Grant
Agency: NSF | Branch: Standard Grant | Program: | Phase: ARCHAEOLOGY | Award Amount: 102.73K | Year: 2011

With National Science Foundation support, Drs. Irina Panyushkina and Claudia Chang will conduct research to examine how climate, landscapes and prehistoric societies have interacted in Central Asia. This project involves expert collaborators and partnerships in the fields of archaeology, dendrochronology, paleoclimatology, palynology, ecology and hydrogeology in order to examine past climate changes and social transformations throughout a 2000-year prehistory of southern Kazakhstan. The research will generate new field-based datasets for modeling population dynamics, land use patterns in the grassland plains and forested mountains. The goal is to determine human response to climatic and environmental changes beginning at the transition from the Middle Bronze Age to the Late Bronze Age (ca. 1600 to 900 BC) and through the Iron Age (ca. 800 BC to AD 500).

The research is important because it will test the direct impact of climate change on ancient societies and cultures of the Eurasian Steppe. It will broaden perspectives on the nature of climate-human interactions which influenced the social evolution of the subsequent civilizations and led to the development of the modern world.

Archaeological data from Semirechye (the mountain zone of the Aral Basin) suggest that during the Late Bronze Age, small, dispersed populations of mobile pastoralists occupied the upland valleys and mountains near critical pasture and water resources. Later, in the first millennia BC, these marginal upland regions led to the formation of two distinct types of settlement: larger, aggregated populations of agro-pastoralists who utilized the fertile, arable land of alluvial fans and smaller, dispersed populations of transhumant pastoralists who relocated to high elevations. By ca. 100 AD, population density and storage capacity at villages was comparable to that of early sedentary farming villages in other world regions. A marked reduction in the number of Iron Age sites took place after AD 200 probably a result of out-migration or conflict. The research will interrelate the archaeological datasets with sophisticated reconstructions of climate variability. These integrated data shall provide key insights into the adaptive responses of ancient populations to climate and environmental changes.

This multi-disciplinary project includes: (1) archaeological survey and site testing; (2) geophysical settlement surveys using a magnetometer; (3) C14 wiggle-match and tree-ring dating; (4) multi-scale climate and environment reconstructions from tree-ring and pollen proxies, and corresponding ice-cores. The assembled lines of evidence will be used to estimate the impact of climate change on population size and landscape productivity in this region.
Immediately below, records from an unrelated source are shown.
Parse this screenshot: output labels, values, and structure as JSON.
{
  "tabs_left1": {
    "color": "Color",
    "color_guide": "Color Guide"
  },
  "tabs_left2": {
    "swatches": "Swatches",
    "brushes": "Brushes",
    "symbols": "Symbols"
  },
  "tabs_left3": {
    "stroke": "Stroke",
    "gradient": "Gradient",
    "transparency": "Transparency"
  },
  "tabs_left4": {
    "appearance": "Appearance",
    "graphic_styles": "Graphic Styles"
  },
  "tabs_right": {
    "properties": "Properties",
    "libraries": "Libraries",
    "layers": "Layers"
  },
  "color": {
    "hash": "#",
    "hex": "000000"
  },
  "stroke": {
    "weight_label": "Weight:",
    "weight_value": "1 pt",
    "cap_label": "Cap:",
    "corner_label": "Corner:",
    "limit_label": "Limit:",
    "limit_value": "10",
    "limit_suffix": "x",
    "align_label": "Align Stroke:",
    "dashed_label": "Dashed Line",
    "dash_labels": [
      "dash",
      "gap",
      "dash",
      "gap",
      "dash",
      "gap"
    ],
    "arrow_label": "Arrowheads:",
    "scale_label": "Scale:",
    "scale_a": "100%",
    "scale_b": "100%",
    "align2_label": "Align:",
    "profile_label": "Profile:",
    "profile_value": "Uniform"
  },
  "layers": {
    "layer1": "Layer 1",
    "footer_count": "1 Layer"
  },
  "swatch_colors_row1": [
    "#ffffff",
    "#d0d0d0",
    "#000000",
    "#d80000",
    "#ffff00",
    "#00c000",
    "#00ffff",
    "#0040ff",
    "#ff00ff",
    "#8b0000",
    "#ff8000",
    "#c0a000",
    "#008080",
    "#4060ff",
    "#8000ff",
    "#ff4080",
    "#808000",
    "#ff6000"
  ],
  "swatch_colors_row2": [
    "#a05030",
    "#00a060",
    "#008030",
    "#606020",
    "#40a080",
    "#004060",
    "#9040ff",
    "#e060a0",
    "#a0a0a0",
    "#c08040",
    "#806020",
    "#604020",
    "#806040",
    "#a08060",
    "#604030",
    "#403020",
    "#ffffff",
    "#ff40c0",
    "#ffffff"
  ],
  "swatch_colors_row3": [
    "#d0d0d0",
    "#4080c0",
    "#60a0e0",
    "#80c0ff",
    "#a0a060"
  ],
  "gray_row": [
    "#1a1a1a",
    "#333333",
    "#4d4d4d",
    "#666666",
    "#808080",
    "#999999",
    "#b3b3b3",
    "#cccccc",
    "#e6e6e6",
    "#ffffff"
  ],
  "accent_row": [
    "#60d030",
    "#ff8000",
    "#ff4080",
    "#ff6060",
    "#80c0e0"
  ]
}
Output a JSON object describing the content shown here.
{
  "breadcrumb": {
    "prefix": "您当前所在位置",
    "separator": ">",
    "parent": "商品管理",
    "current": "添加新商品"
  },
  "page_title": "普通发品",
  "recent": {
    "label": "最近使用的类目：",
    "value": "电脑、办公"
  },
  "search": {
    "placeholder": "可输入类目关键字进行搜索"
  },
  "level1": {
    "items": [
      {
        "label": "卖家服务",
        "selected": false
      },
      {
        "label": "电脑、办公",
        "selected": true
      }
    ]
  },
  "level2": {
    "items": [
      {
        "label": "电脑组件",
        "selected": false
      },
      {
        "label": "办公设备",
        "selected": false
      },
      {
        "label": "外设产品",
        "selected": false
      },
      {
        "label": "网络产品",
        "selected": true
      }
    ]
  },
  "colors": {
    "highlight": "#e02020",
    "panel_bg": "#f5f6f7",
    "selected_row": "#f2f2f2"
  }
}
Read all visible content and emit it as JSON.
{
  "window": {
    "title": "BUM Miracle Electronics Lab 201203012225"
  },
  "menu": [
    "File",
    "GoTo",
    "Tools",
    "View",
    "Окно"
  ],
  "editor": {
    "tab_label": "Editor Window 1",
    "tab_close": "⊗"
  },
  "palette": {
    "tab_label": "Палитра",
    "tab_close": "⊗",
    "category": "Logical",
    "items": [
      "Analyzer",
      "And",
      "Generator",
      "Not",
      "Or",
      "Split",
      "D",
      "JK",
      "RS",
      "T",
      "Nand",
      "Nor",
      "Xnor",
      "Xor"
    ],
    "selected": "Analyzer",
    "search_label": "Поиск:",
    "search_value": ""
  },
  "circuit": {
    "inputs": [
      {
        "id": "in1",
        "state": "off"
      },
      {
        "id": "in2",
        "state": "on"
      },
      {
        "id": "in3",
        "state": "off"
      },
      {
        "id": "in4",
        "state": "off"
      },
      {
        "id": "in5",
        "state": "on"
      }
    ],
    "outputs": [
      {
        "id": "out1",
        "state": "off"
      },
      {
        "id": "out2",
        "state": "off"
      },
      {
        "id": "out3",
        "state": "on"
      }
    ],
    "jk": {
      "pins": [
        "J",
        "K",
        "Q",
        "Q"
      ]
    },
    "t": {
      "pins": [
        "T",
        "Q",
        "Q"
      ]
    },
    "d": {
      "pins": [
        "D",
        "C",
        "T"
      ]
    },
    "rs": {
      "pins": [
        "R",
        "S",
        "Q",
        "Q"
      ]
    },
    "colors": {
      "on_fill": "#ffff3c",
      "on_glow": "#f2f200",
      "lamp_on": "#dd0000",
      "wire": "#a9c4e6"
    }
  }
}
Furthermore, it will document the social and economic factors within Iron Age society that led to possible environmental stress such as the depletion of water sources, wood fuel and soil fertility.


The broader impacts include 1) graduate students field and state-of-art training in the management and interpretation of large and complex data sets, and 2) strong international collaborations between the archaeological and environmental science communities of US, UK, Kazakhstan, Germany, Hungary and Russia.

Loading Sweet Briar College collaborators
Loading Sweet Briar College collaborators